How is the ink applied on fingers before voting? How does an EVM look like? What is the atmosphere inside polling stations? These were the queries by teenagers and children who tagged along with their parents and grandparents in their visit to polling booths on voting day in the national capital.
While many flocked the photo booths at some polling stations and joined their parents in selfies, many others wanted to see the voting process.
"My eight-year-old son is very curious about the election process. I had even taken him to visit the poll museum at Chief Electoral Office a few months ago, but he was excited to see it live today," said Reema Bajaj, a private school teacher.
Four-year-old twin brothers, Ridhan and Vidhan, accompanied their grandparents to a model polling booth in West Delhi's Kirti Nagar.
"They are too young to understand the significance of voting but at least they will know it by the time they are eligible to vote that they should not miss.

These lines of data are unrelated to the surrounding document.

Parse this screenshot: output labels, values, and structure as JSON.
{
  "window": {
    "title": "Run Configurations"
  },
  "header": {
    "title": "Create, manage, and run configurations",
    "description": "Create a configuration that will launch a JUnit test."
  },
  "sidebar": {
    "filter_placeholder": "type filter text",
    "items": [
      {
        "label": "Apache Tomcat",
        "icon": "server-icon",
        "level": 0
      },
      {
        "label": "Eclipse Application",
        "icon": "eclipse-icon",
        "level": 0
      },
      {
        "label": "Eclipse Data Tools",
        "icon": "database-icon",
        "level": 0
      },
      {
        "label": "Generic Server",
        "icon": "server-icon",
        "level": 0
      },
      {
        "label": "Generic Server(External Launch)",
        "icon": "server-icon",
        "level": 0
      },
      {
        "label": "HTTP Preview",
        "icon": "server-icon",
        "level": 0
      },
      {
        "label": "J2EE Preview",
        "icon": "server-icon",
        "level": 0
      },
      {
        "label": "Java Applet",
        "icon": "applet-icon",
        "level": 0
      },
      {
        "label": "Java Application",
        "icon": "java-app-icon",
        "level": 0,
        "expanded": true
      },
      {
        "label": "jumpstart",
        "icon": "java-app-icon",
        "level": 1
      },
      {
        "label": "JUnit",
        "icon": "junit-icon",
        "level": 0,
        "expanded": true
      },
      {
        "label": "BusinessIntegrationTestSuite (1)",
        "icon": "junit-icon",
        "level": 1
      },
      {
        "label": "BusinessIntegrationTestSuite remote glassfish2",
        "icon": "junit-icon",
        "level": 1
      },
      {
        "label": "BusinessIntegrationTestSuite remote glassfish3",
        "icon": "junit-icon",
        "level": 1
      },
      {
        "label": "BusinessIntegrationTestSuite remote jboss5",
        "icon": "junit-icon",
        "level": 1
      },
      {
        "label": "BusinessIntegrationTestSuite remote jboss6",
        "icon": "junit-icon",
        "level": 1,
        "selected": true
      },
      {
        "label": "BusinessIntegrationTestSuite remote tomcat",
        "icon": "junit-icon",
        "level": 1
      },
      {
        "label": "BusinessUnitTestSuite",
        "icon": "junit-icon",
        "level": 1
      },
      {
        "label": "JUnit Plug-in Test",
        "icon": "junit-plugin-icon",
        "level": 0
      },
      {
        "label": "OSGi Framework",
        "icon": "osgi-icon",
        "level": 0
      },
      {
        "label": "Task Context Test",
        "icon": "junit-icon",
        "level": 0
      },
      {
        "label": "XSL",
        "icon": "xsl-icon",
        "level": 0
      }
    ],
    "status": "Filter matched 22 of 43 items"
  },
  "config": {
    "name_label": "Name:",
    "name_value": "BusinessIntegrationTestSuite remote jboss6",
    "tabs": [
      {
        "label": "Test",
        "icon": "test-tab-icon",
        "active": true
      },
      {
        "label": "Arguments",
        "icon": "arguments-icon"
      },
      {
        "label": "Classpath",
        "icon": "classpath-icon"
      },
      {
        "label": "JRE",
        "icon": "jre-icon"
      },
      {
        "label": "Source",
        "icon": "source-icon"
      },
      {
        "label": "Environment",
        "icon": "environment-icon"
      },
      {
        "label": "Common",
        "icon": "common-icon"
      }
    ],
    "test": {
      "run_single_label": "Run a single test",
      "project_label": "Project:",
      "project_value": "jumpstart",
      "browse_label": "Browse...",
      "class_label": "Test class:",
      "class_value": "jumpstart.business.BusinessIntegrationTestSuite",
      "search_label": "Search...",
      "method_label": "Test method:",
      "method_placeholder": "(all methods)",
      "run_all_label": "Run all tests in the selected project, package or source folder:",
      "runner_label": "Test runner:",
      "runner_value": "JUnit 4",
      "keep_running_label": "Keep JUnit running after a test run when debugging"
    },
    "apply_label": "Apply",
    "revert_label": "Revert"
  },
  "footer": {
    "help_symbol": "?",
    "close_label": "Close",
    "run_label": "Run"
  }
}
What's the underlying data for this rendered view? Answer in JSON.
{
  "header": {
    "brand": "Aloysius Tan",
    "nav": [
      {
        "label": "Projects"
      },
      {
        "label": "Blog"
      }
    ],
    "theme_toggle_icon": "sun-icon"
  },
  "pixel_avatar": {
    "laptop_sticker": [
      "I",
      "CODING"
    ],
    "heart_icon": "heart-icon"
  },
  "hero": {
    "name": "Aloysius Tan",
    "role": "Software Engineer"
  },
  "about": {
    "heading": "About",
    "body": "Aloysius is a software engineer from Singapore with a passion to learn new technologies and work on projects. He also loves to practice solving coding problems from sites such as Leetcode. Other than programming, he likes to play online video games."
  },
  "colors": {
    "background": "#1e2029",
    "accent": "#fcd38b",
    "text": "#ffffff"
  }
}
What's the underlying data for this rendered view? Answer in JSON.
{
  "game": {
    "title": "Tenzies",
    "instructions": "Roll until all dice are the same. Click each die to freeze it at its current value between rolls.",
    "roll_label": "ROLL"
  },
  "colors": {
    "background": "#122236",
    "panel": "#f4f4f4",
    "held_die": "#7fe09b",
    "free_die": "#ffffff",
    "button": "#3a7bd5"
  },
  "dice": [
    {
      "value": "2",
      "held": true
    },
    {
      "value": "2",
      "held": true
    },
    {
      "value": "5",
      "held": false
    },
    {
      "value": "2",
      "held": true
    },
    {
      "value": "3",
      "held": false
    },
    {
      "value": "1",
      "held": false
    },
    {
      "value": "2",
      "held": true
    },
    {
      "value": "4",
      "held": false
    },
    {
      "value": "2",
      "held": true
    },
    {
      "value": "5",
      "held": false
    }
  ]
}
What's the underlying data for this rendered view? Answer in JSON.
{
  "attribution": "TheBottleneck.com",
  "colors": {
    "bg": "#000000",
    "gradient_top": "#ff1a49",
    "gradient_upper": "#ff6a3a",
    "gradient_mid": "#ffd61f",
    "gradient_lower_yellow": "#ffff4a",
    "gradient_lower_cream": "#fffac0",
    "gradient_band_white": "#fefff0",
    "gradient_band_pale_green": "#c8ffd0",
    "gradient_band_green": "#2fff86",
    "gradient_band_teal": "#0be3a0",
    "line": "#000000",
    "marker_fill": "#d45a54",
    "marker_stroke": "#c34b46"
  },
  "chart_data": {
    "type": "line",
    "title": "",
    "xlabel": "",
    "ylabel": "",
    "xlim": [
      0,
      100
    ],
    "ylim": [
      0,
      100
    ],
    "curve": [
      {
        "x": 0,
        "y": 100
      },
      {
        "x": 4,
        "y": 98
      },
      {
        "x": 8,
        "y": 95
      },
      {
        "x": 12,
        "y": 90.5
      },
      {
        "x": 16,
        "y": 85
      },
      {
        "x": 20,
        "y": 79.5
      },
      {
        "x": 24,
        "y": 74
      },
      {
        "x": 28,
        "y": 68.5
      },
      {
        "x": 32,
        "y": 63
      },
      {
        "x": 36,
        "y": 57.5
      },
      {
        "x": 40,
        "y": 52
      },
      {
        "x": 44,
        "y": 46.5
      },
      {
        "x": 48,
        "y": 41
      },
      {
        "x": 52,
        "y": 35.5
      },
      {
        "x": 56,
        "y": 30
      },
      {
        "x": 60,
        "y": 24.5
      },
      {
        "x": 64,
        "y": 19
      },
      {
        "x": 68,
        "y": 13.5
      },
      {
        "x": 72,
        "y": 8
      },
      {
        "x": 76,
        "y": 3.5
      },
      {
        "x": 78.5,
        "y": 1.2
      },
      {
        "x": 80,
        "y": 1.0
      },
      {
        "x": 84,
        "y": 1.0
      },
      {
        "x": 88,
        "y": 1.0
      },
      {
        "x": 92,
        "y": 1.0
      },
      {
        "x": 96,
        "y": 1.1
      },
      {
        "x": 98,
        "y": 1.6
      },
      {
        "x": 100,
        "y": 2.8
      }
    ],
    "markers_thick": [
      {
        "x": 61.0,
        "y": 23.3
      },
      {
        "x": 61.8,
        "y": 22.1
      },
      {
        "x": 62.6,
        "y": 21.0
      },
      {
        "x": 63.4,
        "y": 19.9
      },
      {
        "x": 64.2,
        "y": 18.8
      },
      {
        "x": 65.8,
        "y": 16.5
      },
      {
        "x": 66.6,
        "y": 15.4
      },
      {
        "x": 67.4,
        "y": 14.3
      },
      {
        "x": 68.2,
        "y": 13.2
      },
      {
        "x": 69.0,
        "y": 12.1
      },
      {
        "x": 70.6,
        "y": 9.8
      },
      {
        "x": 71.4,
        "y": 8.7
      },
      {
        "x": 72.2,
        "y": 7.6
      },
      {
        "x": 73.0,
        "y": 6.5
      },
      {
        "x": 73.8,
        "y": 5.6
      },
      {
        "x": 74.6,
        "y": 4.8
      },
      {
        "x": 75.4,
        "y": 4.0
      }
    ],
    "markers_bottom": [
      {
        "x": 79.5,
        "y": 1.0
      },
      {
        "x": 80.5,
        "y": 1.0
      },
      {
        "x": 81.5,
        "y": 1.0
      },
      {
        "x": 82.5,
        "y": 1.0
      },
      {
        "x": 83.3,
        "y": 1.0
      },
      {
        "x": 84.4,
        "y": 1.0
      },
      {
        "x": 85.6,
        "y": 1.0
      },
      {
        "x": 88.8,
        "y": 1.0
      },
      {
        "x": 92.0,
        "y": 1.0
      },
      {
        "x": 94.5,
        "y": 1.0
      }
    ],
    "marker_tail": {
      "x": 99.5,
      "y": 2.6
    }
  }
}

Today, for them it's a new experience to look around," said Ramesh Gulati, a businessman.
The polling booths, decked up with balloons and banners of "festival of democracy", were a centre of attraction for the children.
A polling booth in St Columbus school in New Delhi had a creche facility for kids where parents could leave them as they went to cast their vote inside the booth.
While children were keen to know about the functioning of the Electronic Voting Machines (EVMs), parents said they wanted them to understand the nuances of the electoral system and get a feel of how the democratic process functions.
"I wanted to see the functioning of the Electronic Voting Machines (EVMs) to help me understand the nuances of the electoral system and get a feel of how the democratic process functions," said 13-year-old Shivam Tyagi at Hari Nagar polling booth.
A few of the model polling stations also had separate kids' zones to entertain the kids as their parents went inside to cast their vote.
Over 1.47 crore people are eligible to exercise their franchise in the polls that will decide the fate of 672 candidates in 70 assembly constituencies, which are seeing a triangular contest among the ruling Aam Aadmi Party (AAP), the opposition BJP and the Congress. The votes will be counted on February 11.
(This story has not been edited by Business Standard staff and is auto-generated from a syndicated feed.)